MATERIALS PROVIDED:
»»

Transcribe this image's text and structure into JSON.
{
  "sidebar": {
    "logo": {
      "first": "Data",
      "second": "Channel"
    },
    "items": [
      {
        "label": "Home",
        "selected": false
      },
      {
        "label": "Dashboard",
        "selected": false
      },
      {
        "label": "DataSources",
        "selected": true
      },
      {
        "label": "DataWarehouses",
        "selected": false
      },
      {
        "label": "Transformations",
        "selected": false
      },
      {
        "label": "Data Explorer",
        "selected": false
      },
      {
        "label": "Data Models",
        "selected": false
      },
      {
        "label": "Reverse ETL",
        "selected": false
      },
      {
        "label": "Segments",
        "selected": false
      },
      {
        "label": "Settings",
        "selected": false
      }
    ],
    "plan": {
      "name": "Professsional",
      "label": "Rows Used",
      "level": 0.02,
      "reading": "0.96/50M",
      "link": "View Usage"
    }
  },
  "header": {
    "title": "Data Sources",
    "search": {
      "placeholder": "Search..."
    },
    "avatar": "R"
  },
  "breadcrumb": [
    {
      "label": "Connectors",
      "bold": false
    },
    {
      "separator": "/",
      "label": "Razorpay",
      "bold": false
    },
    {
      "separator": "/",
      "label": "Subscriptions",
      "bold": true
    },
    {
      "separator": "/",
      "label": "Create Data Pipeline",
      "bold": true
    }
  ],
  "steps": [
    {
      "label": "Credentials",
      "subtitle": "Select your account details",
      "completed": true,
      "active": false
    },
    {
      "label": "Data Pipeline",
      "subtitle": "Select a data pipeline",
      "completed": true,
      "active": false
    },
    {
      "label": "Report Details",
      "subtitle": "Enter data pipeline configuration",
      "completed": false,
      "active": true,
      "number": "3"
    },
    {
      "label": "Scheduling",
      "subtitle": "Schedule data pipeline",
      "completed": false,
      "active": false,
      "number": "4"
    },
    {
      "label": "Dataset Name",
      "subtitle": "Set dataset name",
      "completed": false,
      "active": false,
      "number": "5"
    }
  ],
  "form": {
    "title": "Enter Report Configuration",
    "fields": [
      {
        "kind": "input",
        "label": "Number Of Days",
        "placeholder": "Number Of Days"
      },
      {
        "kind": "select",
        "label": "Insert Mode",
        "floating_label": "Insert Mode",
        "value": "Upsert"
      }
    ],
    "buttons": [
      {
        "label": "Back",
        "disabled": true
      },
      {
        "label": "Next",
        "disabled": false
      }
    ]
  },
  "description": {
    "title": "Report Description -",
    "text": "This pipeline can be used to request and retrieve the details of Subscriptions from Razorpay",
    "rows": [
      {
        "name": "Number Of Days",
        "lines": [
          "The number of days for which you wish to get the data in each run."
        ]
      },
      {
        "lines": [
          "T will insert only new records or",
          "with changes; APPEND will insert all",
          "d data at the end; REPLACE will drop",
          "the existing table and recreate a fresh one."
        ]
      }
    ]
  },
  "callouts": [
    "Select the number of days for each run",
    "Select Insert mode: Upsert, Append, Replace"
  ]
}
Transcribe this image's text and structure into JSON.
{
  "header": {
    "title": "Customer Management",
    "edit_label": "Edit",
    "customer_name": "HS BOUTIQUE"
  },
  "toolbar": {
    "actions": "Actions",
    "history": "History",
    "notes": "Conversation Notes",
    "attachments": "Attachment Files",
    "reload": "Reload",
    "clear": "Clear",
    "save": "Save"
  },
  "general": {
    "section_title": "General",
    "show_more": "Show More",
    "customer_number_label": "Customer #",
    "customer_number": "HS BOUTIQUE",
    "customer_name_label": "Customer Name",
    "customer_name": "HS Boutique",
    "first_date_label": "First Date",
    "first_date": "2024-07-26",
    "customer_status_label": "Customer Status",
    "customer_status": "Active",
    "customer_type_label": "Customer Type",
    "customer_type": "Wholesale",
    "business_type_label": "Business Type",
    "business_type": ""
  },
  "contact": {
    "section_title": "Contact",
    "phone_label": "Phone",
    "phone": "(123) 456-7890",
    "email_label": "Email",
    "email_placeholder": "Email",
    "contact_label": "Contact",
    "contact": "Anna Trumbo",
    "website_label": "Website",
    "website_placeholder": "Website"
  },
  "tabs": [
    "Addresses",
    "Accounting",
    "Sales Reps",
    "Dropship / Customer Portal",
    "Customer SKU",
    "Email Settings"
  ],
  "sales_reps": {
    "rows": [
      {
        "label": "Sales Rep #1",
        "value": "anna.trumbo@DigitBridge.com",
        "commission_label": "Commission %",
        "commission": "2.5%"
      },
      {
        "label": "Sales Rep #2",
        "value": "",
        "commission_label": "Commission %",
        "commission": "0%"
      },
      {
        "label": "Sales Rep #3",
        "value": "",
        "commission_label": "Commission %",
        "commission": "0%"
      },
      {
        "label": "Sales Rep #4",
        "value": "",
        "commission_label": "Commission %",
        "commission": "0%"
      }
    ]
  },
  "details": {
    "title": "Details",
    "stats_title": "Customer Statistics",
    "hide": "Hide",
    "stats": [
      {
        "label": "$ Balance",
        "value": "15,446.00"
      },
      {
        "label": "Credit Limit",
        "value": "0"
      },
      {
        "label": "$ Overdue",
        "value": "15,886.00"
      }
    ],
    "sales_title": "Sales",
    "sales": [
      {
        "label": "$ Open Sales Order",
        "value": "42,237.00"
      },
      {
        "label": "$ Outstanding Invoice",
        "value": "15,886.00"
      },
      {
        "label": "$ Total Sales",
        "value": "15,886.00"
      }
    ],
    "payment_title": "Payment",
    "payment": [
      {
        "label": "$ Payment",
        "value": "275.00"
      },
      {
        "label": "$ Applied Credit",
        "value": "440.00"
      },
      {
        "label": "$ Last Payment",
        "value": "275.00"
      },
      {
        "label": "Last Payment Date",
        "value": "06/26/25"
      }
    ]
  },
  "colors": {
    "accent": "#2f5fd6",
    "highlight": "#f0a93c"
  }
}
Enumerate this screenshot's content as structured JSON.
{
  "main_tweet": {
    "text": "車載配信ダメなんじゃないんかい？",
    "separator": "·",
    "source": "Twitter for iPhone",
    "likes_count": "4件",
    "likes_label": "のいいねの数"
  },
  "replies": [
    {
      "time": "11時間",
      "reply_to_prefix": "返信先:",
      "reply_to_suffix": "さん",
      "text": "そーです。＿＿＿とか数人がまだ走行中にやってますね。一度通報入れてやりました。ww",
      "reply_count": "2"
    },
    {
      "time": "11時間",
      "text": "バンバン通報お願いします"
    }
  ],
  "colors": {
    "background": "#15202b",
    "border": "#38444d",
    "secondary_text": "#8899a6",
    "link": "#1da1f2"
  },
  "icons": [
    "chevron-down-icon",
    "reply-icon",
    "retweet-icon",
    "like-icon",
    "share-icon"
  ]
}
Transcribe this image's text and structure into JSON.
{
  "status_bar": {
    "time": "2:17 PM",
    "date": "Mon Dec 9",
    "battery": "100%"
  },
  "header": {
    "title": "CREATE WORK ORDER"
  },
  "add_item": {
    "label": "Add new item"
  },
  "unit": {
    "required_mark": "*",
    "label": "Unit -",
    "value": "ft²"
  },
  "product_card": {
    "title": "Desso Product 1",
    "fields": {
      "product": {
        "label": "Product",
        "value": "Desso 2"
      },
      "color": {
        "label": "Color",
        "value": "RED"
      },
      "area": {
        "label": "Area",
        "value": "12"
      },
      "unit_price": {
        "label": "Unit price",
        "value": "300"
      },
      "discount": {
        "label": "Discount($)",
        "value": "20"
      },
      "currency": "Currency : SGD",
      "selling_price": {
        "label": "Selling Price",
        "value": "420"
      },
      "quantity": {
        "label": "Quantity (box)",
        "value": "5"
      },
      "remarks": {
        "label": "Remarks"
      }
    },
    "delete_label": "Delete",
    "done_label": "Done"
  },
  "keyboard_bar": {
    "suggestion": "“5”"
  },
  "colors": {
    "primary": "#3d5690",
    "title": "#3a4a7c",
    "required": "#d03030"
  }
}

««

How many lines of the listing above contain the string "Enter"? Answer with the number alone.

SOLVED PROBLEM:
2